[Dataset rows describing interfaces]
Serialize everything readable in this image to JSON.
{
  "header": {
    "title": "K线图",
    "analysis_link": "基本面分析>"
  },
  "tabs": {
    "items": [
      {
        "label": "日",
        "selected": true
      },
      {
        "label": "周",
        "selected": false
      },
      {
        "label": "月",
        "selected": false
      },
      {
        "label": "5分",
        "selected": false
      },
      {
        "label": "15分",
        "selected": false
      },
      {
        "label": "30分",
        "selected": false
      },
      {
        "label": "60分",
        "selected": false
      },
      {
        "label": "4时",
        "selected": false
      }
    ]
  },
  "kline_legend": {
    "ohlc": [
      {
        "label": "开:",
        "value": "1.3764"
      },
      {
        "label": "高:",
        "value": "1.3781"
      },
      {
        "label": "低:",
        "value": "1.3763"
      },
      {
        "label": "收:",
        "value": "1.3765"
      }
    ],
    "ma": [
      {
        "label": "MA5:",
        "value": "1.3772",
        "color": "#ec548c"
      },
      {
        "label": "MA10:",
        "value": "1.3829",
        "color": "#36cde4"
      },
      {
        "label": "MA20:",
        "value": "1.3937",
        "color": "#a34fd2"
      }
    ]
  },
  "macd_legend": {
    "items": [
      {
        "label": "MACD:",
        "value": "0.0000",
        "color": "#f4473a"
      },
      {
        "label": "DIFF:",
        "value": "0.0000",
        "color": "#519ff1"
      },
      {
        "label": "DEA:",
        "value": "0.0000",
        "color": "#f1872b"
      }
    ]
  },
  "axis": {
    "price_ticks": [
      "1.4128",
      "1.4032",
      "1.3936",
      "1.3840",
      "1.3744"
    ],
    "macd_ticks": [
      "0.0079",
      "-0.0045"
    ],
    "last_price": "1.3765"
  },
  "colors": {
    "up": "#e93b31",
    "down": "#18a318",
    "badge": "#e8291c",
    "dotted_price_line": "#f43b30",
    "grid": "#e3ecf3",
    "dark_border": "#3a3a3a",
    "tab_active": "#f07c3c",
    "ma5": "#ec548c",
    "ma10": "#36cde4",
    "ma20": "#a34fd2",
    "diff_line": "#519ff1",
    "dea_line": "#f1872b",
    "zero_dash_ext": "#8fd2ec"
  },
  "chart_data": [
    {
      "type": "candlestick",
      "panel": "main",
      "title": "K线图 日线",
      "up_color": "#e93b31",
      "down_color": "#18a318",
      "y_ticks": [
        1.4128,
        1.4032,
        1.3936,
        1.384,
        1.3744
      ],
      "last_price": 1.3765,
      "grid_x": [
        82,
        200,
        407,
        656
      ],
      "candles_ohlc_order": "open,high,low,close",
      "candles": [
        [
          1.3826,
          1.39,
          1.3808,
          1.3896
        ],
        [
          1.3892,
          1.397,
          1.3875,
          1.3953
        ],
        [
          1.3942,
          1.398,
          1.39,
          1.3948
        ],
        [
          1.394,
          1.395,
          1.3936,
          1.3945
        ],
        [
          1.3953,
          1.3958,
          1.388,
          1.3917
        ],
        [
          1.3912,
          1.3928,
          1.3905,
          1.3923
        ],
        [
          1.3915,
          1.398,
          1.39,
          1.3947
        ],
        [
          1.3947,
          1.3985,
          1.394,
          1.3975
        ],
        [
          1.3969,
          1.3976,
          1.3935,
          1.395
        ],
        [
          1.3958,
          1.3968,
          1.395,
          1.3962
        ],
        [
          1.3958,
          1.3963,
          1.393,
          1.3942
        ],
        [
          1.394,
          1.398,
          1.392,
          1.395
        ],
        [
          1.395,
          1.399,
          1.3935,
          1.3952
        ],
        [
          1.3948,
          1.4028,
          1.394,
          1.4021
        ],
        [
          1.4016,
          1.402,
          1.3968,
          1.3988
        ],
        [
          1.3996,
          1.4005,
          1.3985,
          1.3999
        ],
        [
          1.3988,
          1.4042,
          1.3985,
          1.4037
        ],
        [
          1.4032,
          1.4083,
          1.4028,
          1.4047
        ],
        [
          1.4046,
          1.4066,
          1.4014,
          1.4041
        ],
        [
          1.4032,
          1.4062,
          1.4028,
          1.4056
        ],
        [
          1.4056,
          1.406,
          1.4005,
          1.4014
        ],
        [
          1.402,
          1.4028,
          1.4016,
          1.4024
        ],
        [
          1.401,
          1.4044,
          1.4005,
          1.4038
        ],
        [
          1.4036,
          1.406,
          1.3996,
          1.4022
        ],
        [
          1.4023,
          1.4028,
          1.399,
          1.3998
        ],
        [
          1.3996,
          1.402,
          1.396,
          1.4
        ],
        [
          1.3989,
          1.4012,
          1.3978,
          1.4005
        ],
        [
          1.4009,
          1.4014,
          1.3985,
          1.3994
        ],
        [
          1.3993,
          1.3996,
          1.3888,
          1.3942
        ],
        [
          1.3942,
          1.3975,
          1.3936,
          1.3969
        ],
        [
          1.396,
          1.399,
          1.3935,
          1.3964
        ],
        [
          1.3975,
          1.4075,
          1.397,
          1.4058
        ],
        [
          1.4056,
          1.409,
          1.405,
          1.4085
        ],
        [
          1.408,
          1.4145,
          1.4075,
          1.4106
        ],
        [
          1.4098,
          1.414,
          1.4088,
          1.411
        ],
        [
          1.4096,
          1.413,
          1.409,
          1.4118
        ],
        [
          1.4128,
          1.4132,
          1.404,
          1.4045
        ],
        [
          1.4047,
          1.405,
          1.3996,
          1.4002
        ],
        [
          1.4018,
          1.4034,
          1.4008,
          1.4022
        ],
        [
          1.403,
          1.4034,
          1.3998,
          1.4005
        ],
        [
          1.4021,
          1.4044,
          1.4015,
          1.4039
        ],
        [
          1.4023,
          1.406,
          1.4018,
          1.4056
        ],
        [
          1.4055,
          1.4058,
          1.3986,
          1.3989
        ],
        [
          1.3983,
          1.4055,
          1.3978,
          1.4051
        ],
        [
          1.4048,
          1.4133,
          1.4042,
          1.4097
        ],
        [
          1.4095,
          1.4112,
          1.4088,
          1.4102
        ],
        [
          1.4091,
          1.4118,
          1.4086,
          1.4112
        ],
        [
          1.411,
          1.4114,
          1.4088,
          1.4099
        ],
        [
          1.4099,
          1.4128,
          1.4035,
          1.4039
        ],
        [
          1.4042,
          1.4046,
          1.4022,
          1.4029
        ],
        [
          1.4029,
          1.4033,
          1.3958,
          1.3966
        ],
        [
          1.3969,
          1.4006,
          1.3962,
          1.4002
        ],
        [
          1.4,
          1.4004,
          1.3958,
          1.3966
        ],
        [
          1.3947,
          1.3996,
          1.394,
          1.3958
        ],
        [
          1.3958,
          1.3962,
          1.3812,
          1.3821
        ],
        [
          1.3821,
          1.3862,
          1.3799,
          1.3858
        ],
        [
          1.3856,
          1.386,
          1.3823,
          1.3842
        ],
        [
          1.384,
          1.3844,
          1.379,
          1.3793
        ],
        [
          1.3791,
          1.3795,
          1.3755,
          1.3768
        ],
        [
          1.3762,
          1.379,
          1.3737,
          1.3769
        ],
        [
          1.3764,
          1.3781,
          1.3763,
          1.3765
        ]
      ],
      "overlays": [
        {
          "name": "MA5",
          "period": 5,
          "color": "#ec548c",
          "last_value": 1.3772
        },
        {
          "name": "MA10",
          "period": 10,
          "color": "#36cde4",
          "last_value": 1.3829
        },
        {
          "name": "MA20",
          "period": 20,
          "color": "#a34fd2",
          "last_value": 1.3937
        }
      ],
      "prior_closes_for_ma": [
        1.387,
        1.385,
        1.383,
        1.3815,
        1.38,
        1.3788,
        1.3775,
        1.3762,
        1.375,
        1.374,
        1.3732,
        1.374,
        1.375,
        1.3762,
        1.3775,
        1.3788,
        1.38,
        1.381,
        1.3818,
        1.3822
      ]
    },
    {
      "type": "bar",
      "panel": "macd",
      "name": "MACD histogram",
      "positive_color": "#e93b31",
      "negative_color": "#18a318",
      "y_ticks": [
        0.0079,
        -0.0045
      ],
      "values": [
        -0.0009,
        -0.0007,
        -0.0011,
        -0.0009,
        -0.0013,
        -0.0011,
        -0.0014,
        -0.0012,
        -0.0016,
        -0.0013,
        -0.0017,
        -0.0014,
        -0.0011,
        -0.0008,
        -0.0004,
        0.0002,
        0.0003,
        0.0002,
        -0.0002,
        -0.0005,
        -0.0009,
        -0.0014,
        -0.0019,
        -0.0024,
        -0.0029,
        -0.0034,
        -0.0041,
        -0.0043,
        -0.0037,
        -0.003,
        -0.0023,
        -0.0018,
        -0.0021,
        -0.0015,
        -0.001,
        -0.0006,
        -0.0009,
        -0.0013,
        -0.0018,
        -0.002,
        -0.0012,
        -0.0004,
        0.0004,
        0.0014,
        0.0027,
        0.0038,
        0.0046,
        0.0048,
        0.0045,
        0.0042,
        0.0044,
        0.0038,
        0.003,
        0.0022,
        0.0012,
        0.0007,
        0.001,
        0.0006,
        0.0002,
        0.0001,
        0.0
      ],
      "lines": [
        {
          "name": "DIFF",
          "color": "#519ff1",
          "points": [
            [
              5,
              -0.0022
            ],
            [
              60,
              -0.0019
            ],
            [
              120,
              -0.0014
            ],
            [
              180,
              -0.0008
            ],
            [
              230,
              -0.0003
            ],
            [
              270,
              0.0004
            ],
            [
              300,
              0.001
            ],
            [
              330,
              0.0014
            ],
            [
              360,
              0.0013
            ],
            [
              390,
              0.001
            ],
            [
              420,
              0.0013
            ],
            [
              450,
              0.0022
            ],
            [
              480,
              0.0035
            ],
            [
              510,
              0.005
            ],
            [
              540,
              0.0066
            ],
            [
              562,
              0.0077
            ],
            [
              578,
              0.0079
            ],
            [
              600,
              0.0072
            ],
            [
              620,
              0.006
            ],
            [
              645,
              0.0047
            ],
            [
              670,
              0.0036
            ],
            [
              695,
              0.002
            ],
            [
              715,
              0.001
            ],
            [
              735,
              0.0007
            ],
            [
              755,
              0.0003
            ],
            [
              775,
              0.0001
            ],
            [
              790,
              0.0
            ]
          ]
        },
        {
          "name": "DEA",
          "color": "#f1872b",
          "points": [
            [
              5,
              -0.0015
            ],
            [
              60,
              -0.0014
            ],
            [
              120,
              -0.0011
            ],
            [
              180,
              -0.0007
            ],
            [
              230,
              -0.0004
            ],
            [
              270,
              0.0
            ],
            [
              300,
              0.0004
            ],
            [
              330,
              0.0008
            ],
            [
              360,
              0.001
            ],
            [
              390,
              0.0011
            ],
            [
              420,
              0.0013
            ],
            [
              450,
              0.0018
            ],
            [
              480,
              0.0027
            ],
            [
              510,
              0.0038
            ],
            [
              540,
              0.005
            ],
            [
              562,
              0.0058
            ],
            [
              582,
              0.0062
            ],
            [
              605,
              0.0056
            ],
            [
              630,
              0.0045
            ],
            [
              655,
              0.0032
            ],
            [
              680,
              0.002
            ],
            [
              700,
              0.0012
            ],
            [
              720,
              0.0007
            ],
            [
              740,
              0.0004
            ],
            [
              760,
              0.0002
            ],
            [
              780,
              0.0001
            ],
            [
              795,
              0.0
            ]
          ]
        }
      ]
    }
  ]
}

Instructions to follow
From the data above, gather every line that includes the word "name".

Response area
          "name": "MA5",
          "name": "MA10",
          "name": "MA20",
      "name": "MACD histogram",
          "name": "DIFF",
          "name": "DEA",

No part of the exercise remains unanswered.